The researchers have also been using susceptibility-weighted imaging, amplified MRI, and diffusion MRI. Susceptibility-weighted imaging filters out compounds that distort the magnetic field and allows researchers to see small areas of hemorrhage that wouldn’t ordinarily be visible. Amplified MRI shows the brain in motion. It’s so sensitive that it can capture the movement of the brain as the heart beats and may be useful for detecting brain swelling, another sign of concussion. Diffusion MRI, meanwhile, shows the movement of water molecules along fibers in the brain, which allows clinicians to visualize various fiber tracts that connect parts of the brain.

All these imaging methods show the interior of the brain in complementary ways. More importantly, while an injury from a car accident, for example, might cause enormous changes in the brain, the damage from a concussion may be far more subtle and require more sensitive scans to see. The goal of these more sensitive scans is for doctors see the concussion in different phases of healing, so they know when it’s safe to allow an athlete to resume training.

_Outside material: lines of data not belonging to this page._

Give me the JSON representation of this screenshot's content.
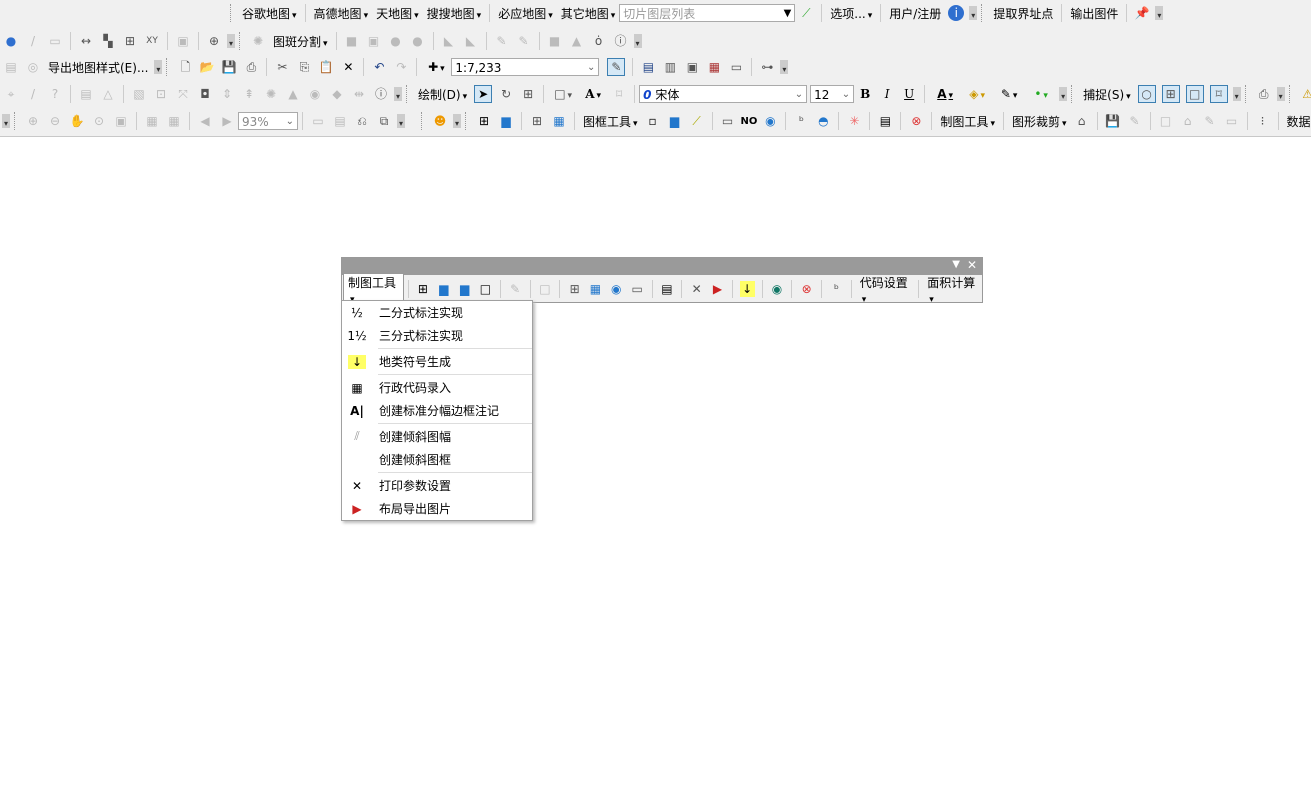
{
  "toolbar1": {
    "items": [
      "谷歌地图",
      "高德地图",
      "天地图",
      "搜搜地图",
      "必应地图",
      "其它地图"
    ],
    "tile_placeholder": "切片图层列表",
    "options": "选项...",
    "user": "用户/注册",
    "extract": "提取界址点",
    "export_map": "输出图件"
  },
  "toolbar2": {
    "split": "图斑分割"
  },
  "toolbar3": {
    "export_style": "导出地图样式(E)...",
    "scale": "1:7,233"
  },
  "toolbar4": {
    "draw": "绘制(D)",
    "font": "宋体",
    "font_size": "12",
    "bold": "B",
    "italic": "I",
    "underline": "U",
    "snap": "捕捉(S)"
  },
  "toolbar5": {
    "zoom": "93%",
    "frame_tools": "图框工具",
    "no": "NO",
    "map_tools": "制图工具",
    "clip": "图形裁剪",
    "data_proc": "数据处理"
  },
  "floating": {
    "map_tools": "制图工具",
    "code_settings": "代码设置",
    "area_calc": "面积计算"
  },
  "menu": {
    "items": [
      {
        "icon": "fraction-icon",
        "glyph": "½",
        "label": "二分式标注实现"
      },
      {
        "icon": "mixed-fraction-icon",
        "glyph": "1½",
        "label": "三分式标注实现"
      },
      {
        "icon": "down-arrow-icon",
        "glyph": "↓",
        "label": "地类符号生成"
      },
      {
        "icon": "table-icon",
        "glyph": "▦",
        "label": "行政代码录入"
      },
      {
        "icon": "text-icon",
        "glyph": "A|",
        "label": "创建标准分幅边框注记"
      },
      {
        "icon": "slash-icon",
        "glyph": "⫽",
        "label": "创建倾斜图幅"
      },
      {
        "icon": "",
        "glyph": "",
        "label": "创建倾斜图框"
      },
      {
        "icon": "print-settings-icon",
        "glyph": "✕",
        "label": "打印参数设置"
      },
      {
        "icon": "export-image-icon",
        "glyph": "▶",
        "label": "布局导出图片"
      }
    ]
  },
  "colors": {
    "accent": "#3c7fb1",
    "title_bar": "#9a9a9a"
  }
}
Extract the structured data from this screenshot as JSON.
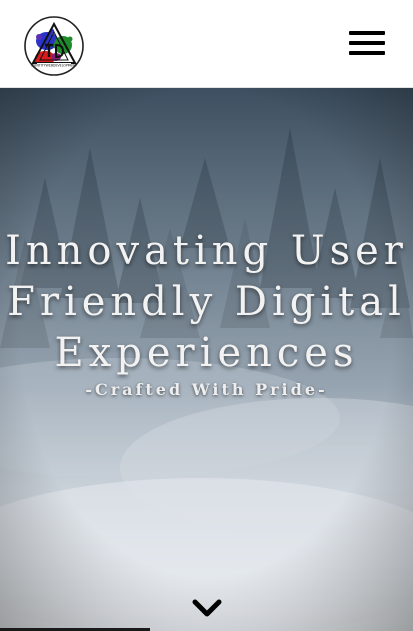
{
  "header": {
    "logo_text": "IDENTITYWEBDEVELOPMENT",
    "logo_icon": "paint-splash-logo-icon",
    "menu_icon": "hamburger-menu-icon"
  },
  "hero": {
    "headline_lines": [
      "Innovating User",
      "Friendly Digital",
      "Experiences"
    ],
    "tagline": "-Crafted With Pride-",
    "scroll_icon": "chevron-down-icon",
    "background": "misty-forest"
  },
  "colors": {
    "header_bg": "#ffffff",
    "text": "#f2f2f2",
    "menu": "#000000"
  }
}
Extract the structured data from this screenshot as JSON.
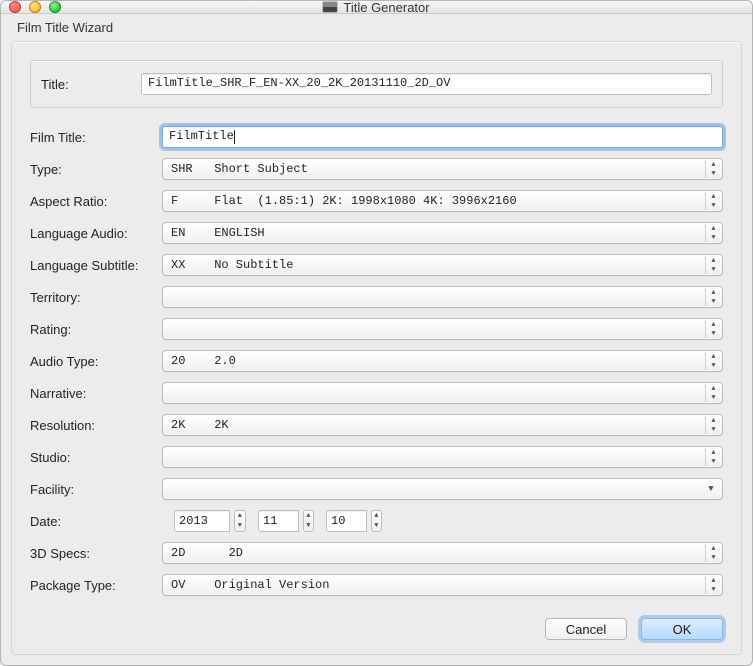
{
  "window": {
    "title": "Title Generator",
    "group_label": "Film Title Wizard",
    "buttons": {
      "cancel": "Cancel",
      "ok": "OK"
    }
  },
  "fields": {
    "title": {
      "label": "Title:",
      "value": "FilmTitle_SHR_F_EN-XX_20_2K_20131110_2D_OV"
    },
    "film_title": {
      "label": "Film Title:",
      "value": "FilmTitle"
    },
    "type": {
      "label": "Type:",
      "value": "SHR   Short Subject"
    },
    "aspect_ratio": {
      "label": "Aspect Ratio:",
      "value": "F     Flat  (1.85:1) 2K: 1998x1080 4K: 3996x2160"
    },
    "language_audio": {
      "label": "Language Audio:",
      "value": "EN    ENGLISH"
    },
    "language_subtitle": {
      "label": "Language Subtitle:",
      "value": "XX    No Subtitle"
    },
    "territory": {
      "label": "Territory:",
      "value": ""
    },
    "rating": {
      "label": "Rating:",
      "value": ""
    },
    "audio_type": {
      "label": "Audio Type:",
      "value": "20    2.0"
    },
    "narrative": {
      "label": "Narrative:",
      "value": ""
    },
    "resolution": {
      "label": "Resolution:",
      "value": "2K    2K"
    },
    "studio": {
      "label": "Studio:",
      "value": ""
    },
    "facility": {
      "label": "Facility:",
      "value": ""
    },
    "date": {
      "label": "Date:",
      "year": "2013",
      "month": "11",
      "day": "10"
    },
    "specs_3d": {
      "label": "3D Specs:",
      "value": "2D      2D"
    },
    "package_type": {
      "label": "Package Type:",
      "value": "OV    Original Version"
    }
  }
}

Eventually, says Kwon, the researchers hope to devise a series of simple tests that will let them know when a concussion patient has recovered enough to play safely again — and to understand the risks involved with letting that patient back on the field before they’re completely healed.

“The ultimate goal,” says Holdsworth, “is for us to provide tools that can better aid the clinician so they can provide a more accurate diagnosis of concussion and develop a more effective care pathway for their patients.”